As for the batting, it was the same old story. The top order has failed more times than a Southeastern train at rush hour and yet again it was the lower order that tried to dig them out of a hole. Gary Ballance is the man getting the most heat from our beloved national press at the moment, and on this occasion I can’t really disagree with the MSM here, as his technique against all forms of bowling looks all over the place. I was surprised they picked him for the subcontinent tour as he looked all at sea against an admittedly world class spinner in Yasir Shah in England over the summer. However the fact the Ballance keeps failing with the bat nicely takes the heat away from another batsman who has struggled for form over an even longer period. 4 tons in the last 42 Tests is a pretty damning statistic for any batsman who is proclaimed to be world class, and you could guarantee that if this was for example Ian Bell, the MSM would be queuing up to demand that he is dropped; however this is not Ian Bell, this is captain fantastic and I have yet to see even a murmur questioning Alastair Cook’s form. The thing with Cook is that unless he is contributing with the bat, then he isn’t contributing at all. His captaincy is a mixture of conservatism combined with an inherent streak of stubbornness and inflexibility. Unless England are able to get a first innings lead and then squeeze the opposition, he seems completely lost. There is no plan B apart from hoping that Stokes, Anderson or Broad suddenly deliver a world-class spell out of nowhere. I’ve occasionally commented that the Investec Zebra would be more proactive in the field and certainly in conditions that don’t favour our seam attack, this seems like a fairer and fairer reflection of Cook’s tenure. A funky Captain he is not.

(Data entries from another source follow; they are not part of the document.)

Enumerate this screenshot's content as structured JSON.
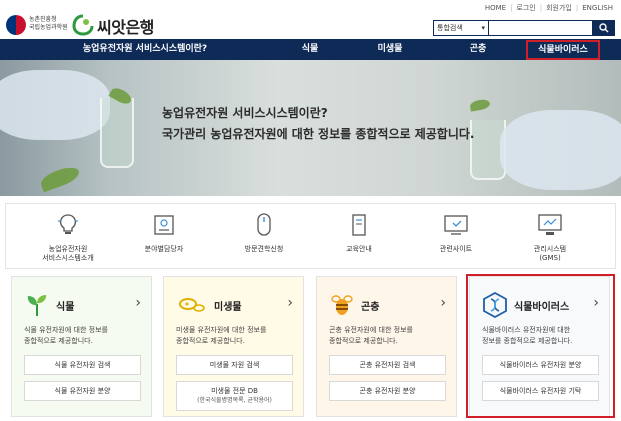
{
  "util_links": [
    "HOME",
    "로그인",
    "회원가입",
    "ENGLISH"
  ],
  "institution": {
    "line1": "농촌진흥청",
    "line2": "국립농업과학원"
  },
  "brand": "씨앗은행",
  "search": {
    "scope": "통합검색",
    "placeholder": ""
  },
  "nav": {
    "intro": "농업유전자원 서비스시스템이란?",
    "plant": "식물",
    "microbe": "미생물",
    "insect": "곤충",
    "biorus": "식물바이러스"
  },
  "hero": {
    "line1": "농업유전자원 서비스시스템이란?",
    "line2": "국가관리 농업유전자원에 대한 정보를 종합적으로 제공합니다."
  },
  "quick_links": [
    {
      "line1": "농업유전자원",
      "line2": "서비스시스템소개",
      "icon": "lightbulb-icon"
    },
    {
      "line1": "분야별담당자",
      "line2": "",
      "icon": "id-card-icon"
    },
    {
      "line1": "방문견학신청",
      "line2": "",
      "icon": "mouse-icon"
    },
    {
      "line1": "교육안내",
      "line2": "",
      "icon": "book-icon"
    },
    {
      "line1": "관련사이트",
      "line2": "",
      "icon": "monitor-icon"
    },
    {
      "line1": "관리시스템",
      "line2": "(GMS)",
      "icon": "computer-icon"
    }
  ],
  "cards": [
    {
      "title": "식물",
      "icon": "sprout-icon",
      "desc1": "식물 유전자원에 대한 정보를",
      "desc2": "종합적으로 제공합니다.",
      "btn1": "식물 유전자원 검색",
      "btn2": "식물 유전자원 분양"
    },
    {
      "title": "미생물",
      "icon": "microbe-icon",
      "desc1": "미생물 유전자원에 대한 정보를",
      "desc2": "종합적으로 제공합니다.",
      "btn1": "미생물 자원 검색",
      "btn2": "미생물 전문 DB",
      "btn2_sub": "(한국식물병명목록, 균학용어)"
    },
    {
      "title": "곤충",
      "icon": "bee-icon",
      "desc1": "곤충 유전자원에 대한 정보를",
      "desc2": "종합적으로 제공합니다.",
      "btn1": "곤충 유전자원 검색",
      "btn2": "곤충 유전자원 분양"
    },
    {
      "title": "식물바이러스",
      "icon": "virus-icon",
      "desc1": "식물바이러스 유전자원에 대한",
      "desc2": "정보를 종합적으로 제공합니다.",
      "btn1": "식물바이러스 유전자원 분양",
      "btn2": "식물바이러스 유전자원 기탁"
    }
  ],
  "colors": {
    "nav_bg": "#0e2a57",
    "highlight": "#d11f2a"
  }
}
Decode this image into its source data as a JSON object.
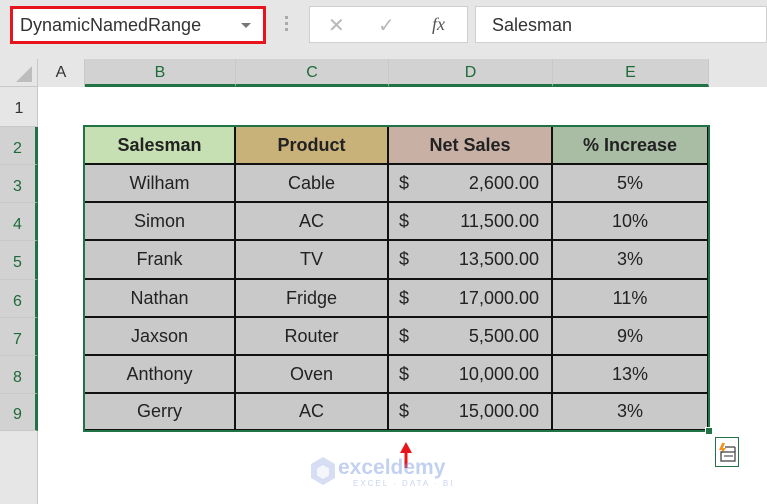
{
  "name_box": {
    "value": "DynamicNamedRange",
    "highlight_color": "#e8141c"
  },
  "formula_bar": {
    "cancel_icon": "✕",
    "enter_icon": "✓",
    "fx_label": "fx",
    "value": "Salesman"
  },
  "columns": [
    "A",
    "B",
    "C",
    "D",
    "E"
  ],
  "rows": [
    "1",
    "2",
    "3",
    "4",
    "5",
    "6",
    "7",
    "8",
    "9"
  ],
  "table": {
    "headers": [
      {
        "label": "Salesman",
        "color": "#c6e0b4"
      },
      {
        "label": "Product",
        "color": "#c9b27a"
      },
      {
        "label": "Net Sales",
        "color": "#c8b0a5"
      },
      {
        "label": "% Increase",
        "color": "#a9bca4"
      }
    ],
    "currency_symbol": "$",
    "rows": [
      {
        "salesman": "Wilham",
        "product": "Cable",
        "net_sales": "2,600.00",
        "increase": "5%"
      },
      {
        "salesman": "Simon",
        "product": "AC",
        "net_sales": "11,500.00",
        "increase": "10%"
      },
      {
        "salesman": "Frank",
        "product": "TV",
        "net_sales": "13,500.00",
        "increase": "3%"
      },
      {
        "salesman": "Nathan",
        "product": "Fridge",
        "net_sales": "17,000.00",
        "increase": "11%"
      },
      {
        "salesman": "Jaxson",
        "product": "Router",
        "net_sales": "5,500.00",
        "increase": "9%"
      },
      {
        "salesman": "Anthony",
        "product": "Oven",
        "net_sales": "10,000.00",
        "increase": "13%"
      },
      {
        "salesman": "Gerry",
        "product": "AC",
        "net_sales": "15,000.00",
        "increase": "3%"
      }
    ]
  },
  "selection_color": "#217346",
  "watermark": {
    "name": "exceldemy",
    "tagline": "EXCEL · DATA · BI"
  }
}
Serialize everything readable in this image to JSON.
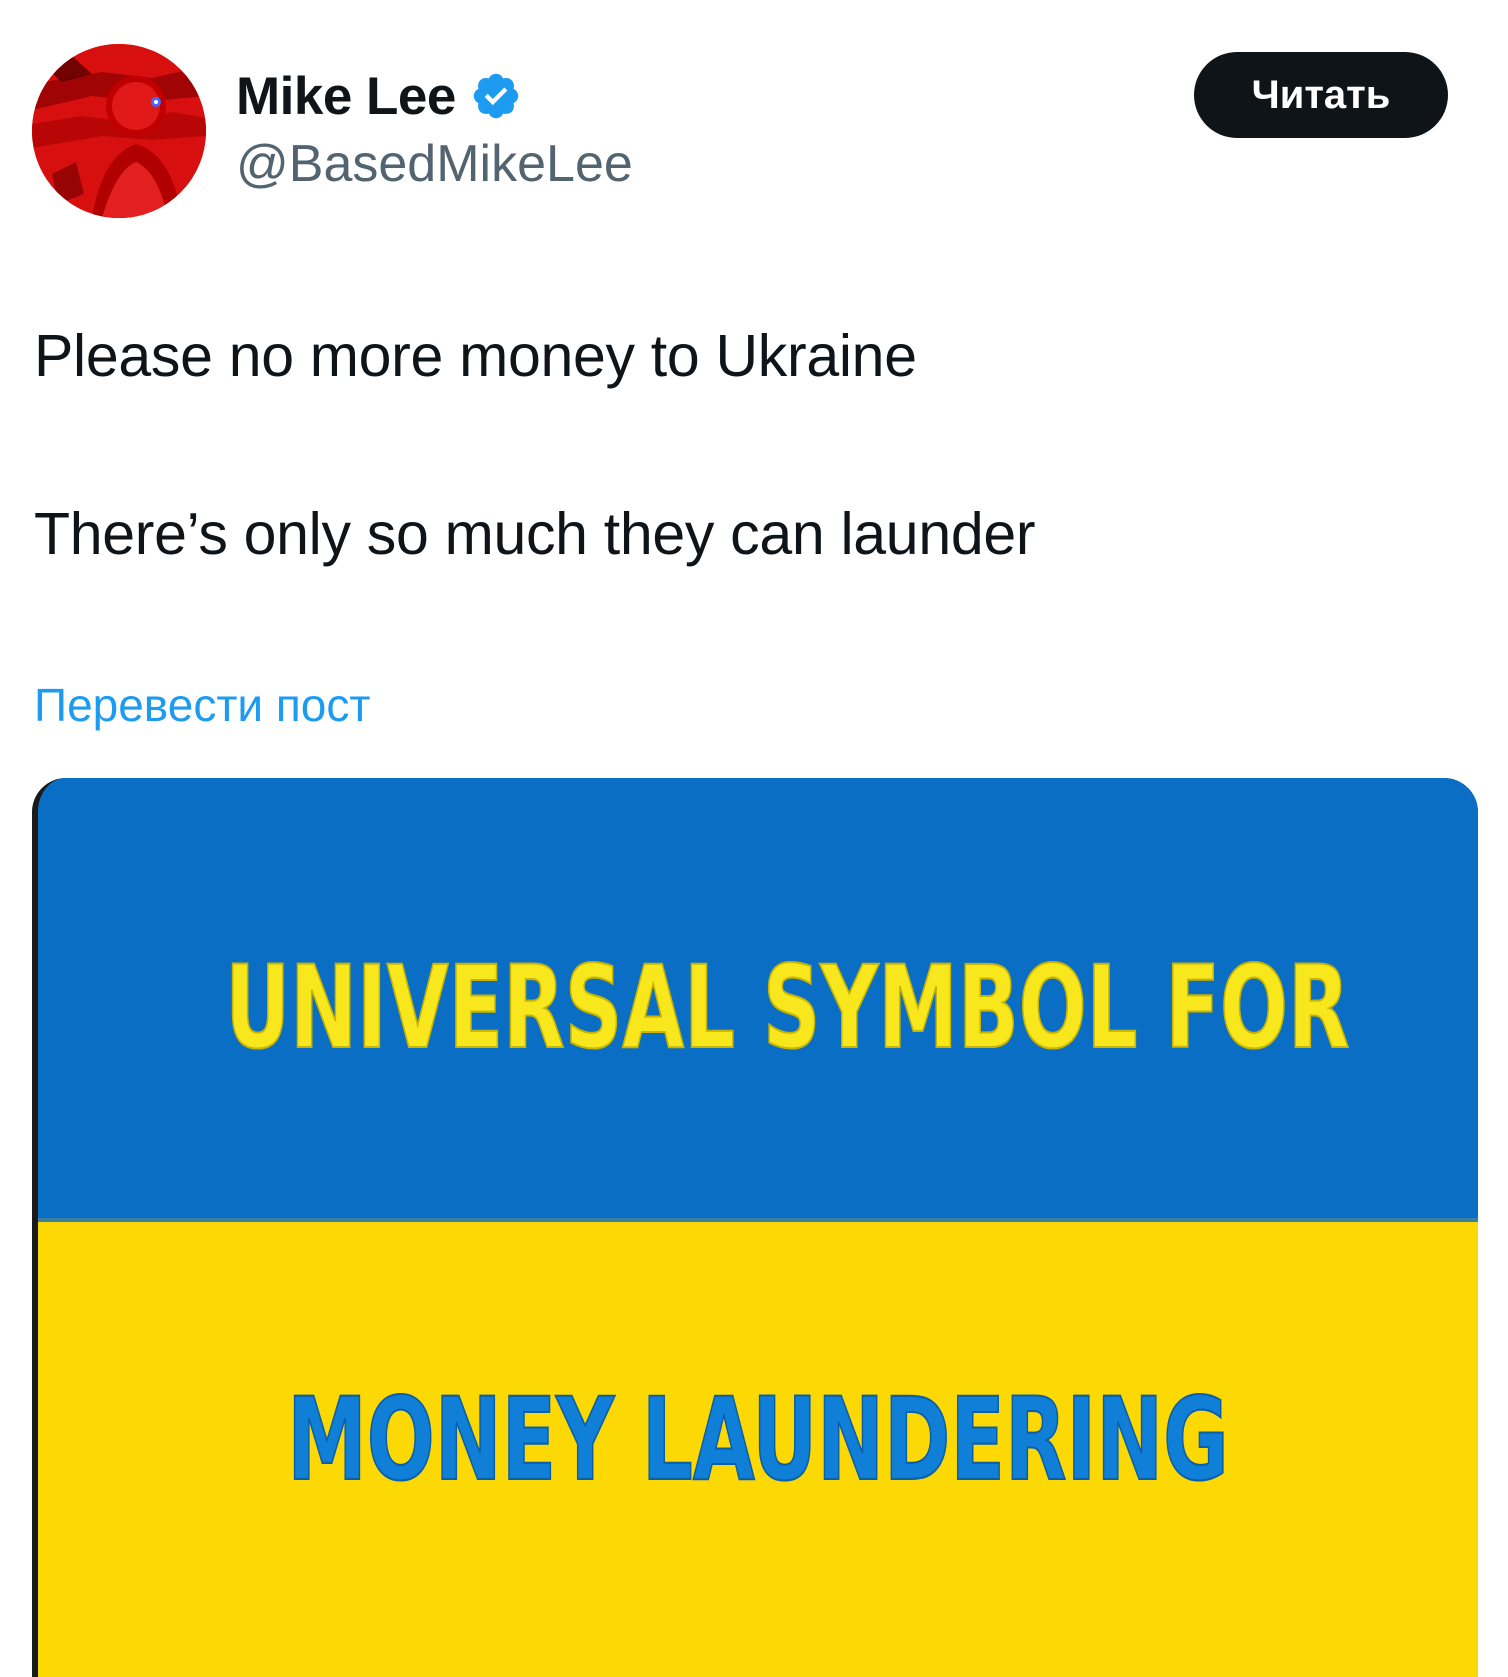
{
  "post": {
    "author": {
      "display_name": "Mike Lee",
      "handle": "@BasedMikeLee",
      "verified": true,
      "avatar_icon": "avatar-red-portrait"
    },
    "follow_button_label": "Читать",
    "text_lines": [
      "Please no more money to Ukraine",
      "There’s only so much they can launder"
    ],
    "translate_link": "Перевести пост",
    "media": {
      "top_text": "UNIVERSAL SYMBOL FOR",
      "bottom_text": "MONEY LAUNDERING",
      "colors": {
        "blue": "#0a6fc4",
        "yellow": "#fcd905"
      }
    }
  },
  "colors": {
    "text_primary": "#0f1419",
    "text_secondary": "#536471",
    "link": "#1d9bf0",
    "button_bg": "#0f1419",
    "verified_badge": "#1d9bf0"
  }
}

Of course, many will counter this argument by pointing out the number of runs that Cook has scored over the course of his England career and he does indeed have an impressive record; however the Cook of pre-2010 and the Cook of post 2010 are two completely different animals. He has been worked out by opposition bowlers, they know where to bowl at him and how to keep the pressure on him, there simply is no fear from the opposition side when he comes out to bat. The MSM will continue to laud him as the great new hope, the leader of our group of up and coming band of warriors and there is absolutely no chance that he will dropped until after the next Ashes series (and even then it is likely to be a polite ask as to whether he would care to step aside); however Cook to most unbiased observers, seems to be slightly lucky that we simply have no other options at the top of the order. It all reminds me of Mark Taylor when he was coming to the end of his career (except Taylor was a better captain), a very good player once, but one that was struggling to justify a place in the team on his batting alone.
The clocks go back tonight, so who knows what time Day 3 is likely to start in the UK tomorrow but I can guarantee that I’m likely to be in bed for most of the action. For those that are far more committed than me, please post any comments on Day 3 below before another cretin appears on Twitter or WordPress try to shut us down again: